It makes me wonder why, in this time that the president of the United States tells A.G. Sulzberger, the publisher of the New York Times, that the press is the “enemy of the people,” and has instead cozied up to Putin, that all Americans, Republicans and Democrats in Congress, every media outlet, every leader of business and finance, and the American people haven’t taken to the streets to defend and protect the democracy that Benjamin Franklin, George Washington, Alexander Hamilton, Abigail Adams, Judith Sargent Murray, Thomas Jefferson, James Madison, Abraham Lincoln, Ulysses S. Grant, Theodore Roosevelt, Woodrow Wilson, and Franklin D. Roosevelt so ardently fought for.
In 1952, in the midst of a real “witch hunt” led by Senator Joseph McCarthy, Republican Senator Margaret Chase Smith of Maine, courageously stood up for American democracy and censured McCarthy’s anti-democratic attempt to purge legitimate political discourse and debate from the United States.

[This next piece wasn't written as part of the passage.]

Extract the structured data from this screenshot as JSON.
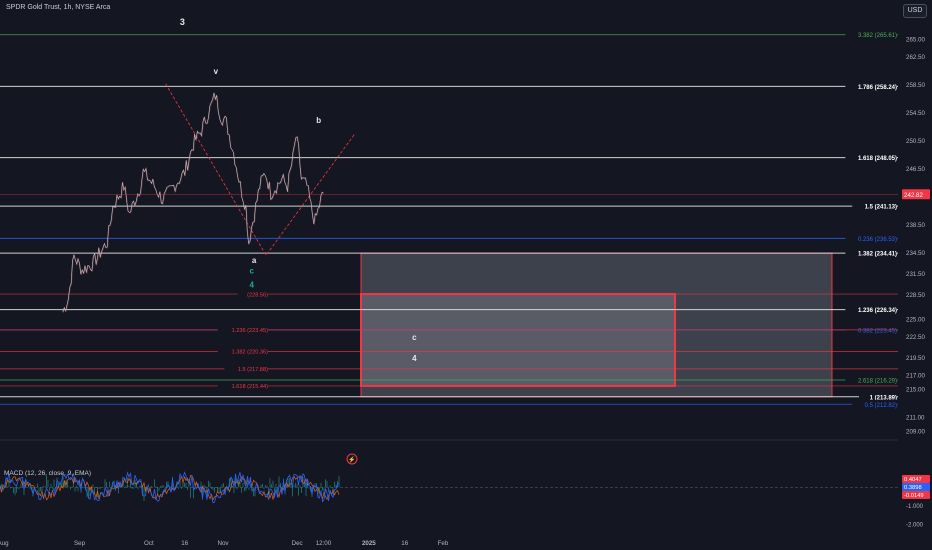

She was deeply committed to her party, and she wished for nothing more than a Republican victory in 1952 after twenty years of Democratic dominance, still she denounced McCarthy in strong words:
a Republican regime embracing a philosophy that lacks political integrity or intellectual honesty would prove . . . disastrous to this nation. . . . I don’t want to see the Republican Party ride to political victory on the Four Horsemen of Calumny—Fear, Ignorance, Bigotry and Smear.
I don’t believe the American people will uphold any political party that puts political exploitation above national interest.
As Americans ponder the incessant attacks on our democratic norms and attempt to ascertain the direction in which the nation is moving in the aftermath of the midterm election it would be well to consider what options there are for preserving and protecting democracy. I can’t help but reflect on the well-known story of Benjamin Franklin and the woman who approached him on the streets of Philadelphia shortly after the conclusion of the Constitutional Convention. “Well Mr. Franklin,” she purportedly asked, “what sort of government have you created for us?” “A Republic,” he responded, “if you can keep it.”
Ralph Young is Professor of History at Temple University. He is the author of Dissent in America: The Voices That Shaped a Nation, a compilation of primary documents of 400 years of American dissenters and the editor of Make Art Not War: Political Protest Posters from the Twentieth Century (2016).
The featured image was pulled and modified from Pixabay from user Sambeetarts.